_WHAT IS BEING ASKED_
From the records below, take each line where the string "yang" shows up and copy it.

*** MATERIAL SUPPLIED

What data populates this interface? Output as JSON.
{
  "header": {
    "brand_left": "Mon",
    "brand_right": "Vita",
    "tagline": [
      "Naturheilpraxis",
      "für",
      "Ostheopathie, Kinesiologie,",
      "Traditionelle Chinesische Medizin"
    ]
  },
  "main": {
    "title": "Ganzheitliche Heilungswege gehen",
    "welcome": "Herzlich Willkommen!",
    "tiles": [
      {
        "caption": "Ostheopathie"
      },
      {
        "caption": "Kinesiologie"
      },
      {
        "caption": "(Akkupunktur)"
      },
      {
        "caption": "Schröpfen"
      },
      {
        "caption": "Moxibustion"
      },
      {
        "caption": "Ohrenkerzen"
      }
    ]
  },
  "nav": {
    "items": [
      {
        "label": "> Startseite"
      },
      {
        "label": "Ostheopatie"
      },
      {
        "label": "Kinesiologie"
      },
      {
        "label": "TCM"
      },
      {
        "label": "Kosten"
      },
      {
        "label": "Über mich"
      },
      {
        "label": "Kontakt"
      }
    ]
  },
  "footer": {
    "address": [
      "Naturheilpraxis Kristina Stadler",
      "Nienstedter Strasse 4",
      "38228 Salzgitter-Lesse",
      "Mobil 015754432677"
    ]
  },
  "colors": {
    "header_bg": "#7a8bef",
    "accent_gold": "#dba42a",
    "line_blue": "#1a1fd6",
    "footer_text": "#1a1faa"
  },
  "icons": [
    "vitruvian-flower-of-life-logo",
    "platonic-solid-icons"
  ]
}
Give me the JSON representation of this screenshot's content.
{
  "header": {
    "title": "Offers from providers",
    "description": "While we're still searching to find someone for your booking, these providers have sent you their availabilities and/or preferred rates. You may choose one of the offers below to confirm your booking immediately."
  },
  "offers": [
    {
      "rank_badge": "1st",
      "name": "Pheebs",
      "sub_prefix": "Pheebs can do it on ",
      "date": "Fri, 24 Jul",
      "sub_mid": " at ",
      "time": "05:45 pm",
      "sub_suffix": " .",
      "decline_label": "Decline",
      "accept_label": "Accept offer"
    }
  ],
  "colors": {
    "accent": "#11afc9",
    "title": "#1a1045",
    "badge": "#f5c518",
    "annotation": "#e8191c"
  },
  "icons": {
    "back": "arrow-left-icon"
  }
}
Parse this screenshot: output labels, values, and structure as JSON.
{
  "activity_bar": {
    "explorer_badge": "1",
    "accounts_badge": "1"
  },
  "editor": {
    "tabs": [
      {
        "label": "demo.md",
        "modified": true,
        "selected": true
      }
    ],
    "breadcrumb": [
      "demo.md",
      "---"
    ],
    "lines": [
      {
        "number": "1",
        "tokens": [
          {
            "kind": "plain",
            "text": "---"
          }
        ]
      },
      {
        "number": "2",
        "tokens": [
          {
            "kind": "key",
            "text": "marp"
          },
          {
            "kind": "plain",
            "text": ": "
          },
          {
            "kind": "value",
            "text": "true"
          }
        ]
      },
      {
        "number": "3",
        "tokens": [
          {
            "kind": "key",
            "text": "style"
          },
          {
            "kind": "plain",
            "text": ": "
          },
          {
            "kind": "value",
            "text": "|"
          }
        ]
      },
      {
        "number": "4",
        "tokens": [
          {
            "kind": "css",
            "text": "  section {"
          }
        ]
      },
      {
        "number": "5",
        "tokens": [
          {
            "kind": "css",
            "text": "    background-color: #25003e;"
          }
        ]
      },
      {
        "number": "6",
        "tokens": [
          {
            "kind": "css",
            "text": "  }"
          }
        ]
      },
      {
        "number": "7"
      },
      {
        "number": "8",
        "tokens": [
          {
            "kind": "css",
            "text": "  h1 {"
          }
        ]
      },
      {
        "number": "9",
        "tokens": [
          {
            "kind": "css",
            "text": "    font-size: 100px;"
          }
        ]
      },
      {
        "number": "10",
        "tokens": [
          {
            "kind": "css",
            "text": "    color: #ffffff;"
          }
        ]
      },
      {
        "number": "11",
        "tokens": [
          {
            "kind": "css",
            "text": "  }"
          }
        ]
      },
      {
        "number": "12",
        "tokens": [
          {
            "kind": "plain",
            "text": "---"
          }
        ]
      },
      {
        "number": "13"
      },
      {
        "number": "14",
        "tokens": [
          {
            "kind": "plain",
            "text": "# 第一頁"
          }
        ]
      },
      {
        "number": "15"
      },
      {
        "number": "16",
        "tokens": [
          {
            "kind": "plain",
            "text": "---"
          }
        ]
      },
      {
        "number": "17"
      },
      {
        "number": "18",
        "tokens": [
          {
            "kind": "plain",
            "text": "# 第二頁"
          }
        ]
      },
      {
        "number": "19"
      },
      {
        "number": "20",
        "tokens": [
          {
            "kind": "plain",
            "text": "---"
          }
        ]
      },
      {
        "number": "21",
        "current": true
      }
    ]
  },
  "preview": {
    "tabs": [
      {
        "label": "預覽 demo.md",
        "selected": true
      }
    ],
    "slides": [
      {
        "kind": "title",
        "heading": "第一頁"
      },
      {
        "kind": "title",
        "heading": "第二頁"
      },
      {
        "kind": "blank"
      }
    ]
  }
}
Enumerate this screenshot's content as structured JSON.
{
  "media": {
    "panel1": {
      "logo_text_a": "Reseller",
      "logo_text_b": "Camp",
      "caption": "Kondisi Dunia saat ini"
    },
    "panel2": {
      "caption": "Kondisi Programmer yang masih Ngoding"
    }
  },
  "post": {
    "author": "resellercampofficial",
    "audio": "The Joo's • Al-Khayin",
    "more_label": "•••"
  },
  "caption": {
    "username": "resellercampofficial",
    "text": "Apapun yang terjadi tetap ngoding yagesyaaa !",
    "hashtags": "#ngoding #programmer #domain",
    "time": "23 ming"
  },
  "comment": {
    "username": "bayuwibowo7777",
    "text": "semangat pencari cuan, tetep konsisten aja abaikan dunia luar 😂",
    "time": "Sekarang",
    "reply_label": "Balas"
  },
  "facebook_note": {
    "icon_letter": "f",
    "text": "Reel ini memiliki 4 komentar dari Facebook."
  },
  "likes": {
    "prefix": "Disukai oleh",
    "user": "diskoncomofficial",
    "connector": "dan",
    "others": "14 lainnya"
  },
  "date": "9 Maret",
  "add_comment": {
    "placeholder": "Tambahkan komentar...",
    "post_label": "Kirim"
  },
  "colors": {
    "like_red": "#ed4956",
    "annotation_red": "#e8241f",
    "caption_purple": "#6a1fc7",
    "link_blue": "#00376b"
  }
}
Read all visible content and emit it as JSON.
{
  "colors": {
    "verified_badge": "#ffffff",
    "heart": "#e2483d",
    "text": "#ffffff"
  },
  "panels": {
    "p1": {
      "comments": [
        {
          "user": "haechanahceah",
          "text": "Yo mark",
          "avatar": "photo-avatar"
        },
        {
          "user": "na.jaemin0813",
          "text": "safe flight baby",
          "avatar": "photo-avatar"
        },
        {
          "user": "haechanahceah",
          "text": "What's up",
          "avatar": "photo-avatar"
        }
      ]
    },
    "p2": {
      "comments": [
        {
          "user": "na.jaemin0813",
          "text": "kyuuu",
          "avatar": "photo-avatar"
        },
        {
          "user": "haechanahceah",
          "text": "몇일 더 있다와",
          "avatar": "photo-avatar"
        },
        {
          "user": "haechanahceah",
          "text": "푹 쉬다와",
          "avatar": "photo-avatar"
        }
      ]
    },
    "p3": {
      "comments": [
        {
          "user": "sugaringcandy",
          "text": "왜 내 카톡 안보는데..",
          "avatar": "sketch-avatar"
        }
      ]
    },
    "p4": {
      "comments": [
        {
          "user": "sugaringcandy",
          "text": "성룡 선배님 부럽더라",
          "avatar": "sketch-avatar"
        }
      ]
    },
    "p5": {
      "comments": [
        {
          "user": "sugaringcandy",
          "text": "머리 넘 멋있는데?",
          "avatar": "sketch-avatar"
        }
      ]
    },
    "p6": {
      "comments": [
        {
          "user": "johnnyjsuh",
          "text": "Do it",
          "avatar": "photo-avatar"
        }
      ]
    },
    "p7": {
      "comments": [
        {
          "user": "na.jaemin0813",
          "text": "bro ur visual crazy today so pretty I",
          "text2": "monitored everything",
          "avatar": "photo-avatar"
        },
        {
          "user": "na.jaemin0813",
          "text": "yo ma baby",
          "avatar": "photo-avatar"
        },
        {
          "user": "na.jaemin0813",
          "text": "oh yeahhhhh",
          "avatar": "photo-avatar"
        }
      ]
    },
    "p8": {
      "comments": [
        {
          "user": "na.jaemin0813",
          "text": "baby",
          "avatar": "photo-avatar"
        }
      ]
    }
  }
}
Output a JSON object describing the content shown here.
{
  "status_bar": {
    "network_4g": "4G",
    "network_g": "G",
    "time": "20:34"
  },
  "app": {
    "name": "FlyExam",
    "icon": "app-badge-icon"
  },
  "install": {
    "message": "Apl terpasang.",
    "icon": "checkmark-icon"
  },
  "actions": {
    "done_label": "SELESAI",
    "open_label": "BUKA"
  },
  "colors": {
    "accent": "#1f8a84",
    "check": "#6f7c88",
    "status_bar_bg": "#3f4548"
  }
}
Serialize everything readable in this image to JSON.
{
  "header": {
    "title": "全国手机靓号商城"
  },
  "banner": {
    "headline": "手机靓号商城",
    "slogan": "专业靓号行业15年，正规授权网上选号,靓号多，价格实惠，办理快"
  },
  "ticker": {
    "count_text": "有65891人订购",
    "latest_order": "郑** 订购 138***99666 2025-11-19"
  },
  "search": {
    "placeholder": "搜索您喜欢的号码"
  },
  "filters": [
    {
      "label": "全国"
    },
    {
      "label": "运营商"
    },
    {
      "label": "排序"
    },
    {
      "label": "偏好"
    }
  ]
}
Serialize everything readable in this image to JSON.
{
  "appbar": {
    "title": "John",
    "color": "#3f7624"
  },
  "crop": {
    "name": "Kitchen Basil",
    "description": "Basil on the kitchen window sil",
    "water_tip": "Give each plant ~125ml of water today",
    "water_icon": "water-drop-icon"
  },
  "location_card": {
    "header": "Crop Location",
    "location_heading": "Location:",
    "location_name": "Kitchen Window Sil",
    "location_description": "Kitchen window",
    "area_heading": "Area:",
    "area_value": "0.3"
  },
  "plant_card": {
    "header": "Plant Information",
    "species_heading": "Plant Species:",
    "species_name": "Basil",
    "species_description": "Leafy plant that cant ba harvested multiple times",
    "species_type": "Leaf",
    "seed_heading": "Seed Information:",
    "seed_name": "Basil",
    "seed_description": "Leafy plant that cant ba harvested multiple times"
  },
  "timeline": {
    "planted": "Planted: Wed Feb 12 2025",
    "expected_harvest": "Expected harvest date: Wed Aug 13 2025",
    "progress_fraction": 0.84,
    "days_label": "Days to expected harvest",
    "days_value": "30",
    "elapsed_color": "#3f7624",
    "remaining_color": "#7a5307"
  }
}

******

_RESULT FOR THIS EXERCISE_
      "caption": "Kondisi Programmer yang masih Ngoding"
    "text": "Apapun yang terjadi tetap ngoding yagesyaaa !",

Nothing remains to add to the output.